Gregory besideswrote of Saint Eugenius and how he frequently made miracles go on through Christ? scounsel. Because of this, the Aryan Bishop, Cyrola, became covetous andattempted to present a bogus miracle in Eugenius? presence. The Aryan Bishop paida adult male 50 pieces of gold to sham sightlessness.

While Cyrola and Eugenius passedby the adult male, he pleaded to Cyrola to bring around his sightlessness. While Cyrola andEugenius passed by the adult male, he pleaded to Cyrola to bring around his sightlessness. Cyrolaset his manus on the adult male and pretended to do a miracle to go on. The adult male wascaused utmost hurting in his eyes and lost his vision. He so pleaded forforgiveness to Eugenius and regained his seeing. This narrative taught Christiansthat they can be forgiven for their wickednesss, but they must be careful to look outfor false miracles. These miracles in these books were largely used fortransition, or to supply illustrations of an ideal Christian manner of life.

Many ofthe superstitious notions may hold been used for transition every bit good. Regardless of theirseveral intents, there is no denying the significance of miracles andsuperstitious notions in late antiquity and the mediaeval period.

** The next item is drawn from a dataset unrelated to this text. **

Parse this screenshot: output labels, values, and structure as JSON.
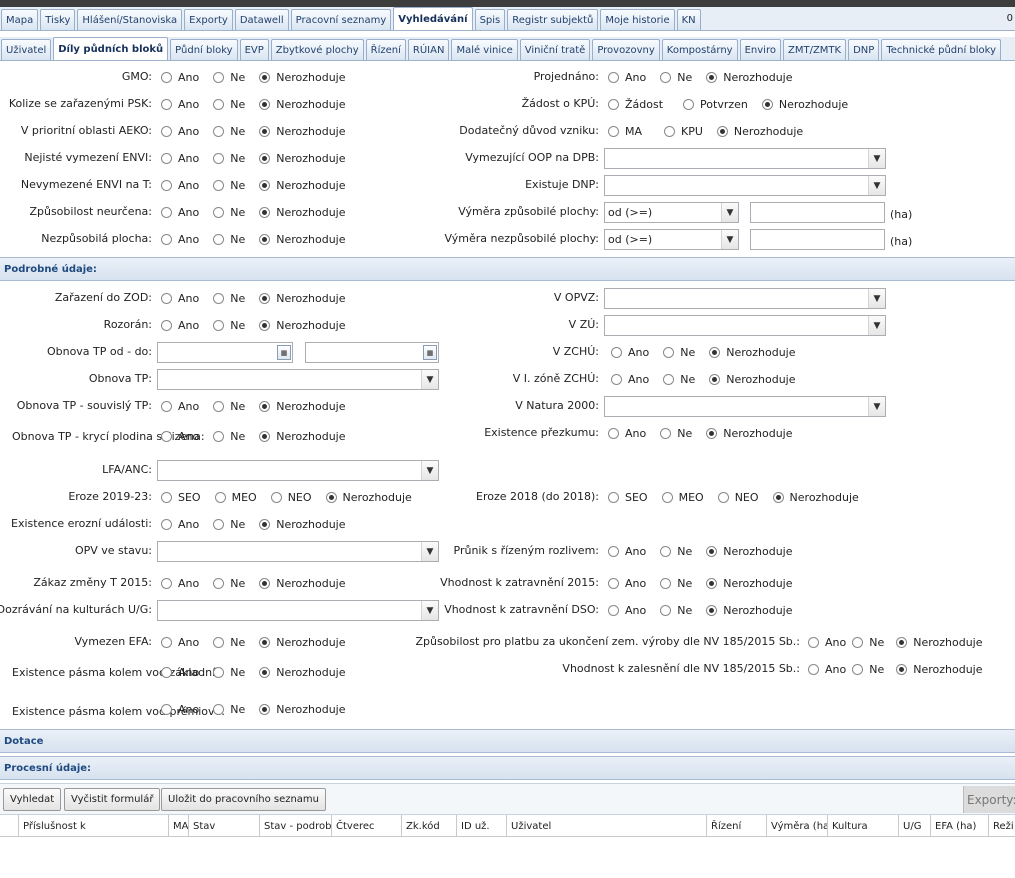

I'm Ruth!

Would you like to get a custom essay? How about receiving a customized one?

Check it out